There was no way of knowing how high the temperature of the cooling chamber had risen before power was restored, even though the thermostat read 40. And so, thousands of dollars of product were thrown out.
“There were tears,” she says. But the worst part was feeling helpless. She couldn’t help her co-workers, with whom she stayed in constant contact through a group chat. (Fourteen of their 18 back-of-house workers lost power.) The restaurant was closing, the propane tanks were not in use, and she arranged for them to be made available to workers in need. She delivered several and left a few others on the terrace.
Working closely with vendors such as the local Chefs Produce has enabled her to secure enough supplies to open some of the menu’s most popular items for roadside pickup on Thursday. She wants to reopen the dining room for dinner on Friday, but goes back on tiptoe and doesn’t want to spread the staff too thinly.
“Tomorrow we have to go shopping,” Kaiho told me yesterday. “We usually shop in the Hong Kong market, but the sprinkler broke so it’s going to be difficult.”
The next hurdle is provisioning, where suppliers are swept aside and no deliveries are made on icy roads.
In the Legacy Hall Food Hall in Plano, companies are again operating machines to recreate products. Meanwhile, Tiffany Derry is handing out hot meals. Others offer similar variations.
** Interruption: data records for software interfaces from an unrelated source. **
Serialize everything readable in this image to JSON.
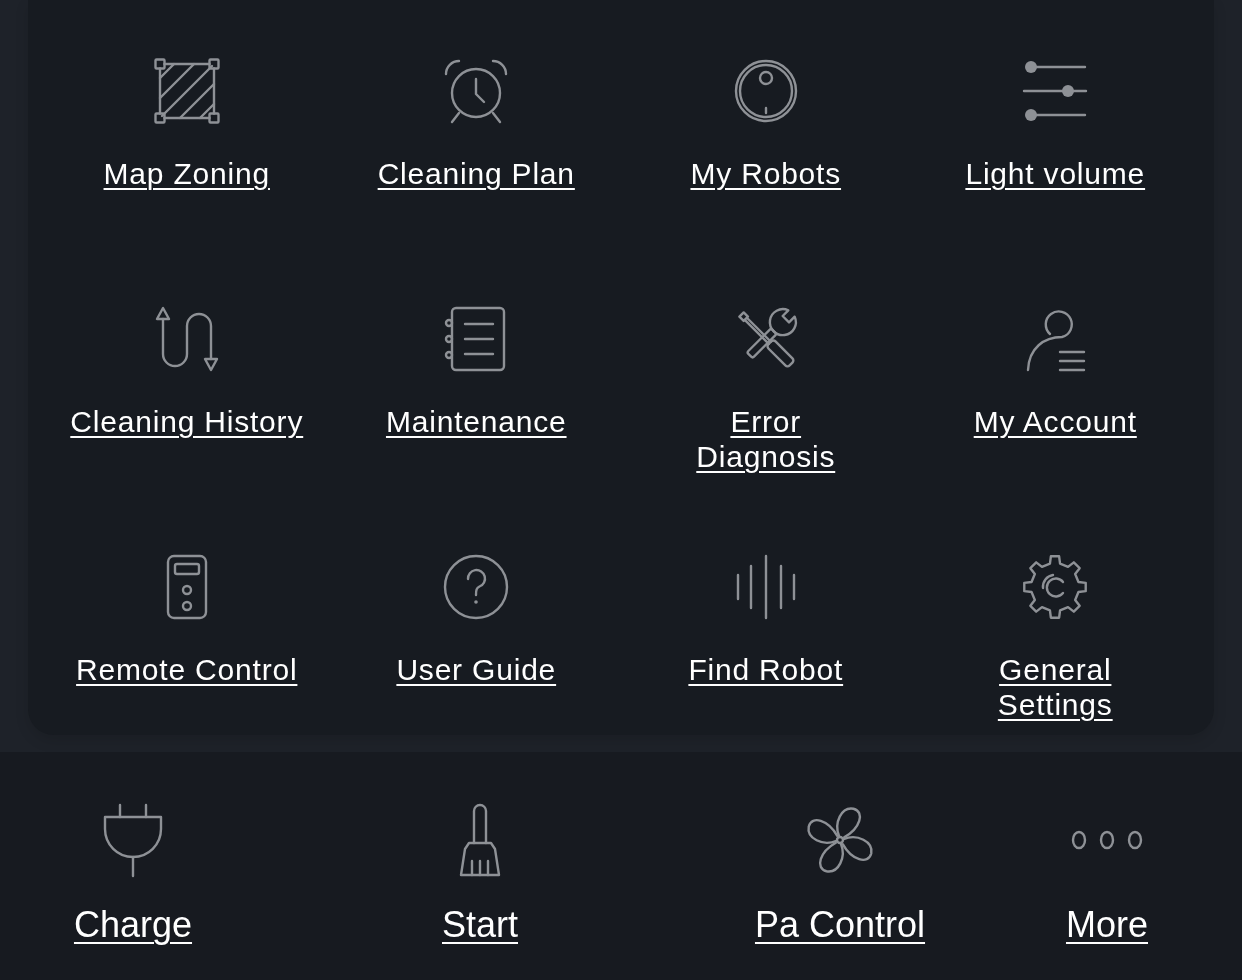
{
  "menu": {
    "items": [
      {
        "label": "Map Zoning"
      },
      {
        "label": "Cleaning Plan"
      },
      {
        "label": "My Robots"
      },
      {
        "label": "Light volume"
      },
      {
        "label": "Cleaning History"
      },
      {
        "label": "Maintenance"
      },
      {
        "label": "Error\nDiagnosis"
      },
      {
        "label": "My Account"
      },
      {
        "label": "Remote Control"
      },
      {
        "label": "User Guide"
      },
      {
        "label": "Find Robot"
      },
      {
        "label": "General\nSettings"
      }
    ]
  },
  "action_bar": {
    "items": [
      {
        "label": "Charge"
      },
      {
        "label": "Start"
      },
      {
        "label": "Pa Control"
      },
      {
        "label": "More"
      }
    ]
  }
}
They are all faced with ripple effects.
Encina at Bishop Arts is recovering from days of disaster management and is back on her feet. Chef owners Matt Balke and Corey McCombs brought space heaters and a heat gun from home and strategically positioned them to thaw frozen toilets over the weekend. They let the heat run and let the water drip. Balke was up there every day.
The cancellations ranged from Valentine’s Day to Saturday dinner and Sunday brunch, which equated to about 300 lost reservations. That would have been tens of thousands of dollars in sales.
But he didn’t let some of the staff come in. Some lived in Rockwall, and Balke feared the state of the bridges they would have to cross on their way to North Oak Cliff. For those who walked in, he offered to pay for an AirBnB stay or a room at the Hilton Anatole in case they were afraid to return home. Nobody asked him about it, but the small team made it.
“It was a really tough three days for everyone,” he says.
“Fortunately, we haven’t lost our walk-in,” he says, “just one of the biggest weekends for restaurants.” Weather events of this magnitude are devastating. “Fortunately, between a Kryovac machine that can seal food” and the slow return of food (fish delivery on Friday; meat delivery on Saturday; production over the weekend), Encina can take a step back.
Homewood, however, shows persistent effects that can go well beyond frost. Due to a burst pipe, Matt McCallister’s restaurant will be closed until next Wednesday. In one of the beauties of this disaster where restaurants at risk have suffered along with all of us, McCallister closed his Instagram posts of the past confusing days with an insightful development that underscores the spirit of restaurants. The strength and tenacity they have shown in those devastating days.
First a snowman announcing the cancellation of the Valentine’s Day To-Go menu. Next came an invitation to come back next week for ricotta gnocchi. And finally on Friday morning the news that the service will not resume until next week when the line has been repaired. But on Friday afternoon he’ll be handing out chowder – made from the halibut that was cured and the oysters that smoked before the world turned it all off.